in the galleries
Designed to entertain as well as educate, changing exhibitions in the 2,000 square foot gallery space in the History Center feature diverse topics that speak to the area's multi-faceted history and interests.
Starting Anew: Transforming Pasadena, 1890-1930
Now Reopened with Enhanced Content:
Growth – Development – Pasadena Amidst World Crises
The Exhibition Galleries are open Fridays, Saturdays & Sundays, Noon to 5:00 pm throughout the run of an exhibit, unless otherwise noted in our calendar.
(Please note that the Museum is closed on all major holidays and the day after Thanksgiving. The Museum's hours can also be affected by the schedule at the Rose Bowl Stadium.)
Curator's Tour: Starting Anew: Transforming Pasadena, 1890-1930
August 19 (limited availability), September 30, & October 8 | 11:00 am
Explore Starting Anew with curator Brad Macneil. Learn more about the exhibition and stories of Pasadena’s transformative years. Space is limited; advanced reservations are required.
Starting Anew: Transforming Pasadena, 1890 – 1930 reopens to the public on Friday, April 22, 2022. To celebrate the exhibition reopening, admission is free for all from Friday, April 22 through Sunday, May 22. Advanced, timed ticket reservations are now required for all gallery visitors, including PMH members. Reservations are available online here.
How was this flourishing young city affected by the international crises that rocked the world in the second decade of the 20th century? The enhanced exhibit explores the city's private and public sector development within the broader context of world affairs. Specifically, new content looks at how back-to-back global events - World War I (1914-1918) and the Flu Pandemic of 1918 – affected Pasadena and its residents.
The forty years between 1890 and 1930 were a dynamic time in Pasadena’s history. The area changed rapidly from a small agricultural community to a renowned winter resort and bustling young city. Newcomers came for many reasons. They were taken by the region’s natural beauty and the opportunities associated with its growth and potential. It was an appealing place to launch a new venture, or in some cases, to start over. The railroad provided convenient and affordable transportation to the appropriately nicknamed “Crown City.” Pasadena was changing significantly, fashioned by a rapidly burgeoning population and its hopes, dreams, and achievements.
Historic images, documents, artwork, clothing, and ephemera, many selected from the Museum's collection – along with research compiled over decades by scholars, PMH staff, and volunteers – illustrate the scope of these vibrant decades in Pasadena’s history. The exhibition also features the legacy of Museum benefactors Eva and Adalbert Fenyes. After arriving in Pasadena as newlyweds in 1896, this sophisticated couple quickly embraced the city as their new home.
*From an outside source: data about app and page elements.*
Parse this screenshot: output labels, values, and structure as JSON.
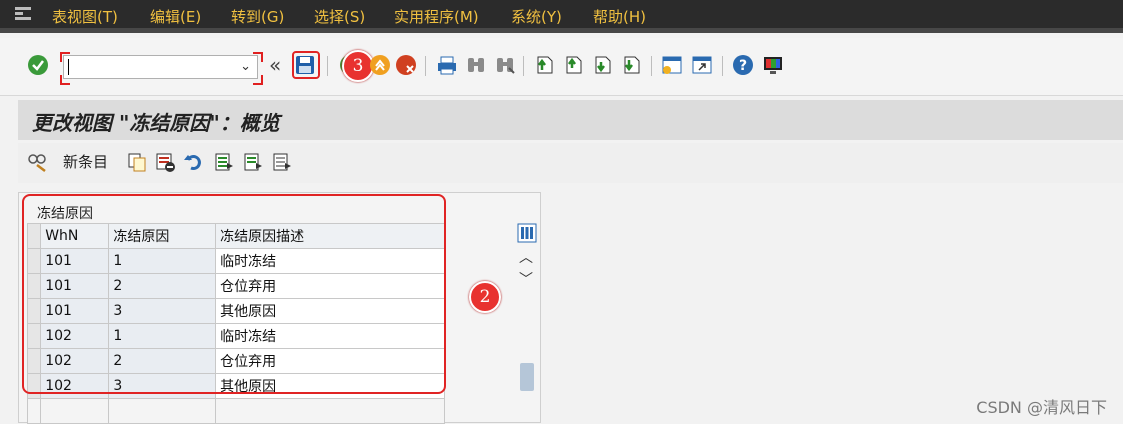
{
  "menu": {
    "items": [
      {
        "label": "表视图(T)"
      },
      {
        "label": "编辑(E)"
      },
      {
        "label": "转到(G)"
      },
      {
        "label": "选择(S)"
      },
      {
        "label": "实用程序(M)"
      },
      {
        "label": "系统(Y)"
      },
      {
        "label": "帮助(H)"
      }
    ]
  },
  "toolbar": {
    "command_field_value": "",
    "expand_glyph": "«",
    "step_marker": "3"
  },
  "title": {
    "text": "更改视图 \"冻结原因\"：概览"
  },
  "app_toolbar": {
    "new_entries_label": "新条目"
  },
  "table": {
    "panel_title": "冻结原因",
    "columns": [
      "WhN",
      "冻结原因",
      "冻结原因描述"
    ],
    "rows": [
      [
        "101",
        "1",
        "临时冻结"
      ],
      [
        "101",
        "2",
        "仓位弃用"
      ],
      [
        "101",
        "3",
        "其他原因"
      ],
      [
        "102",
        "1",
        "临时冻结"
      ],
      [
        "102",
        "2",
        "仓位弃用"
      ],
      [
        "102",
        "3",
        "其他原因"
      ]
    ],
    "step_marker": "2"
  },
  "watermark": "CSDN @清风日下",
  "colors": {
    "menu_bg": "#2b2b2b",
    "menu_text": "#f0c040",
    "highlight_red": "#e02424",
    "key_cell_bg": "#e9edf2"
  }
}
They purchased real estate, developed businesses, and contributed to the cultural and artistic development of Pasadena. Their 1906 Beaux Arts mansion is an important component of the exhibit story line, providing visitors with a glimpse into what life was like on Pasadena’s Landmark Millionaire’s Row in the early 1900s.